Charles I was not only incompetent and untrustworthy but, even worse, he was "poisoned by popery.
Despite these ambivalences, however, the annex highlights narrative movements that take readers away from the familiar "rectories, homes, clubs, and walled gardens of Victorian identity," and into spaces where they confront their anxieties and "Fears of disease, of working men, of Popery, of dark-skinned others, [and] of the poor who work and toil in close proximity" (41).
We are Catholics without the Popery, and Church-of-England men without the Protestantism," declared Hurrell Froude.
He forgets death, the pressgang, the Duke of Marlborough, No Popery, and Marshal Ney.
His Italian collection, Never Mind The Borgias, was a bizarre blend of punk and popery, combining papal insignia with stunningly skimpy dresses.
Scott emphasizes that the extreme fear of popery, probably the central theme uniting the three "British crises" of 1618-48, 1678-83, and 1688-89, only makes sense when we realize that between 1590 and 1690, Protestantism had been driven back from controlling one half of the landed area of the Continent, to a mere one fifth.
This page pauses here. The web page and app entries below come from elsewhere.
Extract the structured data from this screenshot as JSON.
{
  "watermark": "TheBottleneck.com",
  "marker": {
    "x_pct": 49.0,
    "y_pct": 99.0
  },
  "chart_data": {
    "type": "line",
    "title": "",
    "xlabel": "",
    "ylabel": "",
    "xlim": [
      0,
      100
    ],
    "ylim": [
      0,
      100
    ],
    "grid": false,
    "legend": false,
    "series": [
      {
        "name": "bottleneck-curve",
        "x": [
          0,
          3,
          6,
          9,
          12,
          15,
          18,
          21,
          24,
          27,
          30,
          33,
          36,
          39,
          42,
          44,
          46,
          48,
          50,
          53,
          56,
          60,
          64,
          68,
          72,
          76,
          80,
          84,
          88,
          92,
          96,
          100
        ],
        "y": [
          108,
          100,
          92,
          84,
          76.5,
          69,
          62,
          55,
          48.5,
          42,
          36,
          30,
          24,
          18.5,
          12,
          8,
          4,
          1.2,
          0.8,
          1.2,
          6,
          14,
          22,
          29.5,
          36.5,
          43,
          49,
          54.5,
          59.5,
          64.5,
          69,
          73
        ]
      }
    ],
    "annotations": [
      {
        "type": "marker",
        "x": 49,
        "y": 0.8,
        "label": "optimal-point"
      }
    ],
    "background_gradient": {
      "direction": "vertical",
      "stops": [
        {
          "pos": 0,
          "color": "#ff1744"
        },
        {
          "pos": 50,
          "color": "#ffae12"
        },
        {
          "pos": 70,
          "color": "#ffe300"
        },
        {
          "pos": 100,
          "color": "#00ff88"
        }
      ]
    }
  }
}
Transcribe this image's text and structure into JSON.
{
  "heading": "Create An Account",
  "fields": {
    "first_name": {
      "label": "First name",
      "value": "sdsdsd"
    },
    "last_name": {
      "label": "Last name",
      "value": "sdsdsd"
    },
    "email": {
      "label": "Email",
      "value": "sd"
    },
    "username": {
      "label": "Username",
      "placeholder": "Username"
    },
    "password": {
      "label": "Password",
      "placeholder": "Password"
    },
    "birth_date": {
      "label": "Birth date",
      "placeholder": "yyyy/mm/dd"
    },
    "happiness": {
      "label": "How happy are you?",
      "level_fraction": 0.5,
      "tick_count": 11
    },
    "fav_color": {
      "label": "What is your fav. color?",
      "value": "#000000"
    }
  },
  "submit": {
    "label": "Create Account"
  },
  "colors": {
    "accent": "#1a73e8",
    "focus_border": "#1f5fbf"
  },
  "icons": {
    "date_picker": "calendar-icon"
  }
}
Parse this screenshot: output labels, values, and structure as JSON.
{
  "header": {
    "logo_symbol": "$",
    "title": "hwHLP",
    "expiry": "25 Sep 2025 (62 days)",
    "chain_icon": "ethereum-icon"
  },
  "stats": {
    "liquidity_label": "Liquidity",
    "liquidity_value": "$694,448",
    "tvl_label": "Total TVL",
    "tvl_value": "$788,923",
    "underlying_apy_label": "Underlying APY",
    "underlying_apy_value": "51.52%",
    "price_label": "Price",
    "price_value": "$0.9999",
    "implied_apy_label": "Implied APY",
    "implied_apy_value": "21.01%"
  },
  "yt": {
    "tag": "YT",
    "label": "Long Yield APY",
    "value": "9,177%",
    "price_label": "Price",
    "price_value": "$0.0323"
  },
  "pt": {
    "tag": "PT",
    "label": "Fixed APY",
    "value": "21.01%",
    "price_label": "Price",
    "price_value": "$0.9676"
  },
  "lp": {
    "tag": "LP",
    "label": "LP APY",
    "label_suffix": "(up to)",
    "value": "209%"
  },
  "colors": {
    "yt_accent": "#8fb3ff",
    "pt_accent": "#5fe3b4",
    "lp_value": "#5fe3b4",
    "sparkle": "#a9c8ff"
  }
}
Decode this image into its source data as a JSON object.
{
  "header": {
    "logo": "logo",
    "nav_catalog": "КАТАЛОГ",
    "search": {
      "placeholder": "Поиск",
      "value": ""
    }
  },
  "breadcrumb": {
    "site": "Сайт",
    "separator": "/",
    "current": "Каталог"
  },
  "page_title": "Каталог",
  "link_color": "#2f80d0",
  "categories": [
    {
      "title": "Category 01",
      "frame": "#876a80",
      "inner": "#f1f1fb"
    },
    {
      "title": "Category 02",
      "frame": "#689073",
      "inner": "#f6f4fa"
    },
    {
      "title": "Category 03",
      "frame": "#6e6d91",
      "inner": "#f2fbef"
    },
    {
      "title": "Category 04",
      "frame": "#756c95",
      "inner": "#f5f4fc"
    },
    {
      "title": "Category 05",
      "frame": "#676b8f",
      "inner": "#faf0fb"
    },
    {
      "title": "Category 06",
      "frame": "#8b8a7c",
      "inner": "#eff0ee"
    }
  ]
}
These two sects also fed on popular attachment to the militant Presbyterian programme set out in the Solemn League and Covenant of 1643, which called for the extirpation of popery and prelacy, and the extension of the Presbyterian revolution throughout the three kingdoms.
Here it may seem odd to find seventy pages about Jacobitism in Tom Jones without a single reference to Fielding's paranoid journal The True Patriot (a text reminding us all too vividly that what scared him and his contemporaries about the rebellion had more to do with popery and arbitrary power than assertive women and kilts).
She argues that New England ministers were parish clergy - not sectarians - and reluctant migrants for the most part who shunned popery for purity, though not separatism; their emigration was reactive and not in any confident, assertive sense "an errand into the wilderness.
Arminianism' was not a problem, a group theology, or a programme: it was popery which frightened people; opinions on predestination were varied and complex; and disputation was suppressed with moderation and even-handedness.
The No Popery riots were put down, but the cause of religious freedom was set back.
In "Endicott and the Red Cross" ( <IR> TWICE-TOLD TALES </IR> , 1837) Hawthorne tells how Endicott cut the sign of the cross from the British ensign because he regarded it as a sign of popery.
Wilfred McClay, for example, traces a virulent anti-Catholicism and fear of popery to the heart of the power structures in the early republic.